**What the task asks:** Write out every record below exactly as it appears, omitting the pictures.

Page and application data records
###

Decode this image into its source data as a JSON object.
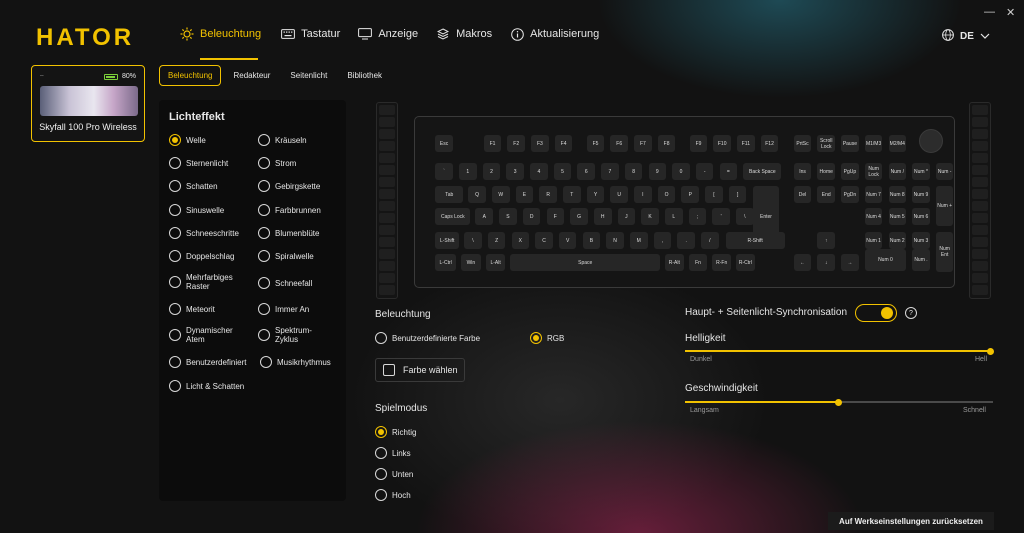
{
  "app": {
    "logo": "HATOR"
  },
  "nav": {
    "items": [
      {
        "label": "Beleuchtung",
        "icon": "sun-icon",
        "active": true
      },
      {
        "label": "Tastatur",
        "icon": "keyboard-icon"
      },
      {
        "label": "Anzeige",
        "icon": "monitor-icon"
      },
      {
        "label": "Makros",
        "icon": "layers-icon"
      },
      {
        "label": "Aktualisierung",
        "icon": "info-icon"
      }
    ],
    "language": "DE"
  },
  "window": {
    "minimize": "—",
    "close": "✕"
  },
  "device": {
    "battery": "80%",
    "name": "Skyfall 100 Pro Wireless"
  },
  "subtabs": [
    "Beleuchtung",
    "Redakteur",
    "Seitenlicht",
    "Bibliothek"
  ],
  "effects": {
    "title": "Lichteffekt",
    "items": [
      "Welle",
      "Kräuseln",
      "Sternenlicht",
      "Strom",
      "Schatten",
      "Gebirgskette",
      "Sinuswelle",
      "Farbbrunnen",
      "Schneeschritte",
      "Blumenblüte",
      "Doppelschlag",
      "Spiralwelle",
      "Mehrfarbiges Raster",
      "Schneefall",
      "Meteorit",
      "Immer An",
      "Dynamischer Atem",
      "Spektrum-Zyklus",
      "Benutzerdefiniert",
      "Musikrhythmus",
      "Licht & Schatten"
    ],
    "selected": "Welle"
  },
  "keyboard": {
    "rows": [
      [
        "Esc",
        "F1",
        "F2",
        "F3",
        "F4",
        "F5",
        "F6",
        "F7",
        "F8",
        "F9",
        "F10",
        "F11",
        "F12",
        "PrtSc",
        "Scroll Lock",
        "Pause",
        "M1/M3",
        "M2/M4"
      ],
      [
        "`",
        "1",
        "2",
        "3",
        "4",
        "5",
        "6",
        "7",
        "8",
        "9",
        "0",
        "-",
        "=",
        "Back Space",
        "Ins",
        "Home",
        "PgUp",
        "Num Lock",
        "Num /",
        "Num *",
        "Num -"
      ],
      [
        "Tab",
        "Q",
        "W",
        "E",
        "R",
        "T",
        "Y",
        "U",
        "I",
        "O",
        "P",
        "[",
        "]",
        "Enter",
        "Del",
        "End",
        "PgDn",
        "Num 7",
        "Num 8",
        "Num 9",
        "Num +"
      ],
      [
        "Caps Lock",
        "A",
        "S",
        "D",
        "F",
        "G",
        "H",
        "J",
        "K",
        "L",
        ";",
        "'",
        "\\",
        "Num 4",
        "Num 5",
        "Num 6"
      ],
      [
        "L-Shift",
        "\\",
        "Z",
        "X",
        "C",
        "V",
        "B",
        "N",
        "M",
        ",",
        ".",
        "/",
        "R-Shift",
        "↑",
        "Num 1",
        "Num 2",
        "Num 3",
        "Num Ent"
      ],
      [
        "L-Ctrl",
        "Win",
        "L-Alt",
        "Space",
        "R-Alt",
        "Fn",
        "R-Fn",
        "R-Ctrl",
        "←",
        "↓",
        "→",
        "Num 0",
        "Num ."
      ]
    ]
  },
  "lighting": {
    "title": "Beleuchtung",
    "options": [
      "Benutzerdefinierte Farbe",
      "RGB"
    ],
    "selected": "RGB",
    "pick_color": "Farbe wählen"
  },
  "playmode": {
    "title": "Spielmodus",
    "options": [
      "Richtig",
      "Links",
      "Unten",
      "Hoch"
    ],
    "selected": "Richtig"
  },
  "sync": {
    "label": "Haupt- + Seitenlicht-Synchronisation",
    "on": true,
    "help": "?"
  },
  "brightness": {
    "label": "Helligkeit",
    "min": "Dunkel",
    "max": "Hell",
    "value": 1.0
  },
  "speed": {
    "label": "Geschwindigkeit",
    "min": "Langsam",
    "max": "Schnell",
    "value": 0.5
  },
  "reset": "Auf Werkseinstellungen zurücksetzen",
  "colors": {
    "accent": "#f2c200",
    "battery": "#7ccf3a"
  }
}
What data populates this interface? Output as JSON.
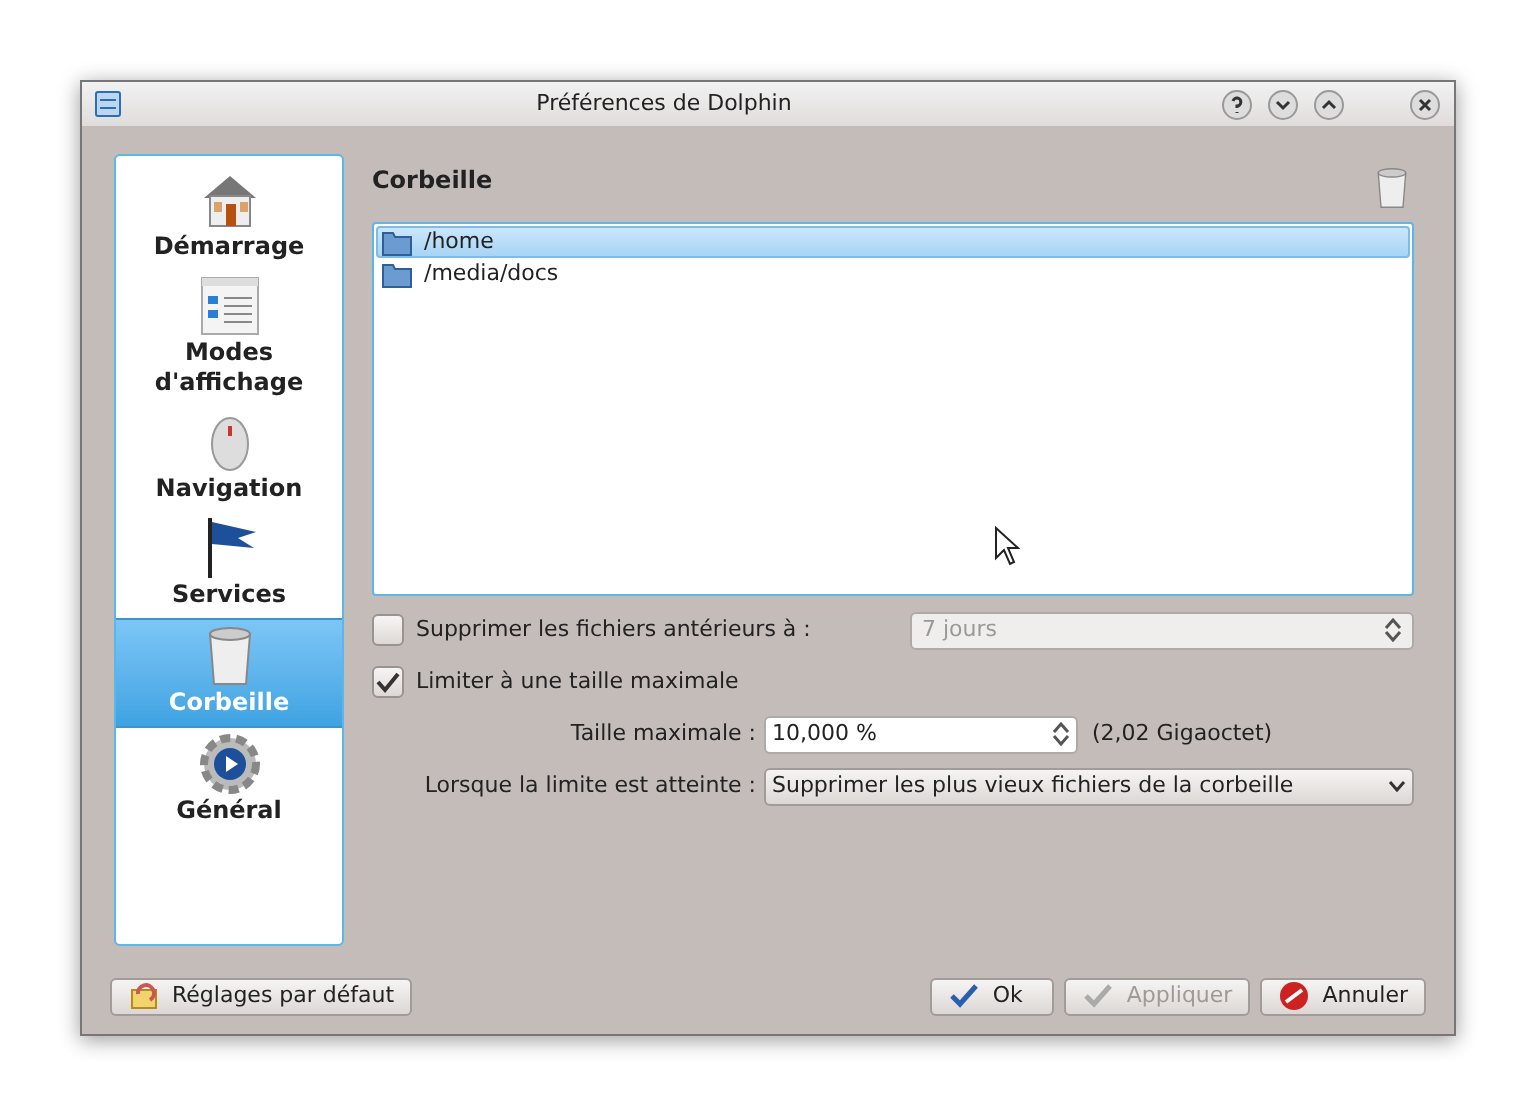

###

**Answer to this problem:**
Decode this image into its source data as a JSON object.
{
  "app": {
    "logo": "HATOR"
  },
  "nav": {
    "items": [
      {
        "label": "Beleuchtung",
        "icon": "sun-icon",
        "active": true
      },
      {
        "label": "Tastatur",
        "icon": "keyboard-icon"
      },
      {
        "label": "Anzeige",
        "icon": "monitor-icon"
      },
      {
        "label": "Makros",
        "icon": "layers-icon"
      },
      {
        "label": "Aktualisierung",
        "icon": "info-icon"
      }
    ],
    "language": "DE"
  },
  "window": {
    "minimize": "—",
    "close": "✕"
  },
  "device": {
    "battery": "80%",
    "name": "Skyfall 100 Pro Wireless"
  },
  "subtabs": [
    "Beleuchtung",
    "Redakteur",
    "Seitenlicht",
    "Bibliothek"
  ],
  "effects": {
    "title": "Lichteffekt",
    "items": [
      "Welle",
      "Kräuseln",
      "Sternenlicht",
      "Strom",
      "Schatten",
      "Gebirgskette",
      "Sinuswelle",
      "Farbbrunnen",
      "Schneeschritte",
      "Blumenblüte",
      "Doppelschlag",
      "Spiralwelle",
      "Mehrfarbiges Raster",
      "Schneefall",
      "Meteorit",
      "Immer An",
      "Dynamischer Atem",
      "Spektrum-Zyklus",
      "Benutzerdefiniert",
      "Musikrhythmus",
      "Licht & Schatten"
    ],
    "selected": "Welle"
  },
  "keyboard": {
    "rows": [
      [
        "Esc",
        "F1",
        "F2",
        "F3",
        "F4",
        "F5",
        "F6",
        "F7",
        "F8",
        "F9",
        "F10",
        "F11",
        "F12",
        "PrtSc",
        "Scroll Lock",
        "Pause",
        "M1/M3",
        "M2/M4"
      ],
      [
        "`",
        "1",
        "2",
        "3",
        "4",
        "5",
        "6",
        "7",
        "8",
        "9",
        "0",
        "-",
        "=",
        "Back Space",
        "Ins",
        "Home",
        "PgUp",
        "Num Lock",
        "Num /",
        "Num *",
        "Num -"
      ],
      [
        "Tab",
        "Q",
        "W",
        "E",
        "R",
        "T",
        "Y",
        "U",
        "I",
        "O",
        "P",
        "[",
        "]",
        "Enter",
        "Del",
        "End",
        "PgDn",
        "Num 7",
        "Num 8",
        "Num 9",
        "Num +"
      ],
      [
        "Caps Lock",
        "A",
        "S",
        "D",
        "F",
        "G",
        "H",
        "J",
        "K",
        "L",
        ";",
        "'",
        "\\",
        "Num 4",
        "Num 5",
        "Num 6"
      ],
      [
        "L-Shift",
        "\\",
        "Z",
        "X",
        "C",
        "V",
        "B",
        "N",
        "M",
        ",",
        ".",
        "/",
        "R-Shift",
        "↑",
        "Num 1",
        "Num 2",
        "Num 3",
        "Num Ent"
      ],
      [
        "L-Ctrl",
        "Win",
        "L-Alt",
        "Space",
        "R-Alt",
        "Fn",
        "R-Fn",
        "R-Ctrl",
        "←",
        "↓",
        "→",
        "Num 0",
        "Num ."
      ]
    ]
  },
  "lighting": {
    "title": "Beleuchtung",
    "options": [
      "Benutzerdefinierte Farbe",
      "RGB"
    ],
    "selected": "RGB",
    "pick_color": "Farbe wählen"
  },
  "playmode": {
    "title": "Spielmodus",
    "options": [
      "Richtig",
      "Links",
      "Unten",
      "Hoch"
    ],
    "selected": "Richtig"
  },
  "sync": {
    "label": "Haupt- + Seitenlicht-Synchronisation",
    "on": true,
    "help": "?"
  },
  "brightness": {
    "label": "Helligkeit",
    "min": "Dunkel",
    "max": "Hell",
    "value": 1.0
  },
  "speed": {
    "label": "Geschwindigkeit",
    "min": "Langsam",
    "max": "Schnell",
    "value": 0.5
  },
  "reset": "Auf Werkseinstellungen zurücksetzen",
  "colors": {
    "accent": "#f2c200",
    "battery": "#7ccf3a"
  }
}
What data populates this interface? Output as JSON.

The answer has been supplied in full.